During 2015, the Vermont legislature considered H.24, a bill that would have imposed a $0.02 per ounce tax on sugar-sweetened drinks. The bill was read once and referred to the Health Committee, never to be seen again.
In Seattle, starting in 2018, a hefty tax of $0.0175 per ounce was imposed on sugar-sweetened drinks. Much to Seattle retailers’ chagrin, consumers are behaving rationally by driving to food outlets beyond Seattle’s taxing jurisdiction. One senior complained that this tax singled out the elderly who face an increased cost of sweated drinks, like prune juice.
The geographic avoidance of sugar taxes is also practiced in Philadelphia, where a $0.015 per ounce tax on sugar-sweetened drinks went into effect at the beginning of 2017, giving us a full year of data to consider. Philadelphia already carried an eight-percent state tax on soda. Now, the state legislature is considering pro-consumer legislation, HB 2241, which would repeal the Philadelphia tax to keep food and beverages are kept tax-free at the local level.
To obtain unbiased results from a year of sugar tax, Oxford Economics conducted an economic impact study. The study probed job creation and job losses, and sales of drinks and non-drink foods both in Philadelphia and in the neighboring jurisdictions. Many Philadelphians avoided the sugar tax by driving to adjacent jurisdictions, where they bought both soda and non-beverage foods.
Oxford documented the following sugar tax results: The net tax loss to Philadelphia related to the sugary drink tax for 2017 was $4.47 million, a humbling result compared to the $91 million gain that Philadelphia had expected from its new tax. Philadelphia merchant beverage sales in 2017 dropped by 27.7 percent and Philadelphia merchant non-beverage sales dropped by 6.1 percent. A total employment loss of 1,190 persons in Philadelphia resulted from sugar tax impacts on employment in bottling, transport and non-beverage grocery clerks.
Despite the confidence that local politicians sometimes feel in their prowess as dietitians and economists, they seem out of touch with voters and consumers. In their role as self-appointed food police, some local politicians think consumers are neither smart enough nor disciplined enough to make their own food choices. To coerce compliance with municipal diktats on approved food consumption, taxes and fines are liberally proposed but when consumers actually experience what politicians have in store for them, voters seldom swallow the bait.

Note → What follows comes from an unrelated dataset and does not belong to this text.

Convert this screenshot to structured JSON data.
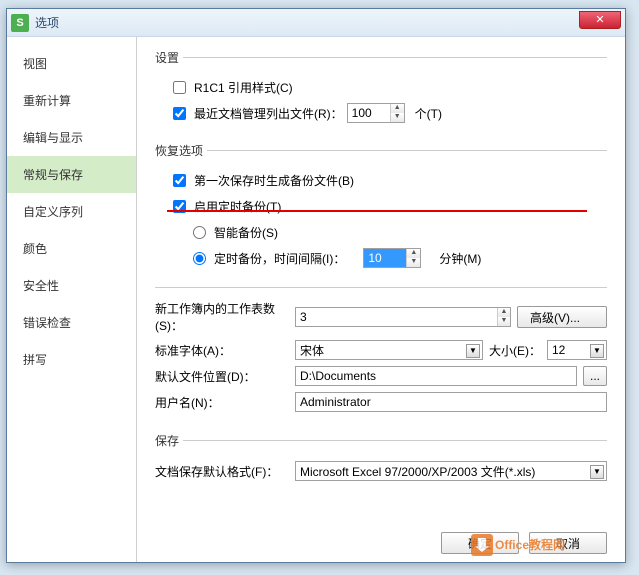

In Berkeley, the tax did result in reduced sales for sugared drinks, but it also led to an increase in sugared drink sales outside of Berkeley. Moreover, while consumers purchased less sugared drinks in Berkeley, they increased their overall caloric intake by consuming higher caloric drinks like milk, yogurt smoothies and milkshakes, thereby defeating the intent of the tax.
It seems, case after case, every attempt to introduce a sugar drink tax has all been a failure. Places like Philadelphia and elsewhere should learn from these failures.
Alan Daley writes for the American Consumer Institute, a nonprofit educational and research organization.
The views and opinions expressed in this commentary are those of the author and do not reflect the official position of The Daily Caller.